Before the semester closes on Michael Noonan's zoo biology class at Canisius College, his students are tasked with creating their own mini-zoo.
So the 18 students transformed Room 316 of the Health Science Building, at the corner of Jefferson and East Delavan avenues, into a South American rain forest exhibit, right down to the canopy of leaves on the ceiling and the trail of bark leading to the douroucouli night monkey.
The public is invited to check out "Tropical Trek: From Dusk 'til Dawn in the Amazon," from 9:30 a.m. to 5:30 p.m. Mondays through Fridays until Nov. 16.
For the first part of the semester, Noonan's students studied the principles of exhibitry and husbandry, and then visited several zoos as far away as Detroit and Chicago to scope out exhibits and best practices.
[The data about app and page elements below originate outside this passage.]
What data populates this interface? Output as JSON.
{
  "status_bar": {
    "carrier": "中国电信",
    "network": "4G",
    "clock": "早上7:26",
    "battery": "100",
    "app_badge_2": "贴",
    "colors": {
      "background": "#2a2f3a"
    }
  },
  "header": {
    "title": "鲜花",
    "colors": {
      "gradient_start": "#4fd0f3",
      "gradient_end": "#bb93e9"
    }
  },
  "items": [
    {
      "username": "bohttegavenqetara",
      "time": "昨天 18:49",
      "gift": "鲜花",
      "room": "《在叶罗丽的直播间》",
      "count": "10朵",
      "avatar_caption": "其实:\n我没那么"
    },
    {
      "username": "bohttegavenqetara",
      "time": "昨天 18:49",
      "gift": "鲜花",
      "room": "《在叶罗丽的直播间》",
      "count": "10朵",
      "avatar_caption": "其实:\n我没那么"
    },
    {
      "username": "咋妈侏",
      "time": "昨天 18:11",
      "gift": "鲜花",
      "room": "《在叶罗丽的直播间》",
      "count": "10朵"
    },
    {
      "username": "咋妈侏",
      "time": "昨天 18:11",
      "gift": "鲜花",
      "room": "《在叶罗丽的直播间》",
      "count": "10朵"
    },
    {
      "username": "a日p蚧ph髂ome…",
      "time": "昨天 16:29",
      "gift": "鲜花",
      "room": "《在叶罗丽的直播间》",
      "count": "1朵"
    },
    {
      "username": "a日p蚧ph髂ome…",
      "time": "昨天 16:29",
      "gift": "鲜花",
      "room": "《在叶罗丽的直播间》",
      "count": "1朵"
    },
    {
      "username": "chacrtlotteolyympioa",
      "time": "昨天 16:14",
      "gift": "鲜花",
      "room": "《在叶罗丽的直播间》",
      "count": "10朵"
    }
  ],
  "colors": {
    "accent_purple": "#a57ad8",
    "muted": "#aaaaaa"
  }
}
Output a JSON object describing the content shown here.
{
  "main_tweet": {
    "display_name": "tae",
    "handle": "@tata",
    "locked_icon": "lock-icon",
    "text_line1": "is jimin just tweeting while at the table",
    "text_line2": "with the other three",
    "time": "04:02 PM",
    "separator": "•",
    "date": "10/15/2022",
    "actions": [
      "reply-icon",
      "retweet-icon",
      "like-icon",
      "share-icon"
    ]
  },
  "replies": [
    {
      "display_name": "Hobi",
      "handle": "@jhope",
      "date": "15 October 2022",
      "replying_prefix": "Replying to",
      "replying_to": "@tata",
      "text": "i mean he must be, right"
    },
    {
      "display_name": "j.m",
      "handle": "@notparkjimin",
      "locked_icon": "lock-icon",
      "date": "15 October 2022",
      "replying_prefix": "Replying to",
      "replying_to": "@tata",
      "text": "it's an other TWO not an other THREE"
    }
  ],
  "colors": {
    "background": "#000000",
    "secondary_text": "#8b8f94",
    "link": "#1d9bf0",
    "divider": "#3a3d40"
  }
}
"It's very much like the real world," said Noonan, professor of psychology and biology, and director of Canisius' animal behavior program. "It's a simulation of what real zoos have to go through."
The students decided to create a South American rain forest exhibit, borrowing 10 species from the Buffalo Zoo, thanks to Noonan's long working relationship with the cultural institution.
In less than three weeks, the students turned an ordinary classroom into an elaborate natural habitat, even hauling in and erecting fallen trees, and keeping the room temperature at a humid 82 degrees.
The exhibits include a six-banded armadillo, a prehensile-tailed porcupine, a dwarf caiman, a douroucouli night monkey, and green and black poison dart frogs.
The zoo is glad to be part of the project, said Kevin Murphy, animal curator at the zoo and a Canisius graduate.
"The best way to educate the public is having good exhibits," Murphy said. "It's amazing [the students] do this in the time frame they do."
It was a lot of work, said Alicia DuBrava, a senior in the class.
"It was so much planning for the species' needs. There was a lot to think about," she said, "But it was worth it. I loved it."
Noonan gives the students high marks.
"These are the most wonderful students I've ever worked with," Noonan said. "These exhibits are as good as I've seen anywhere."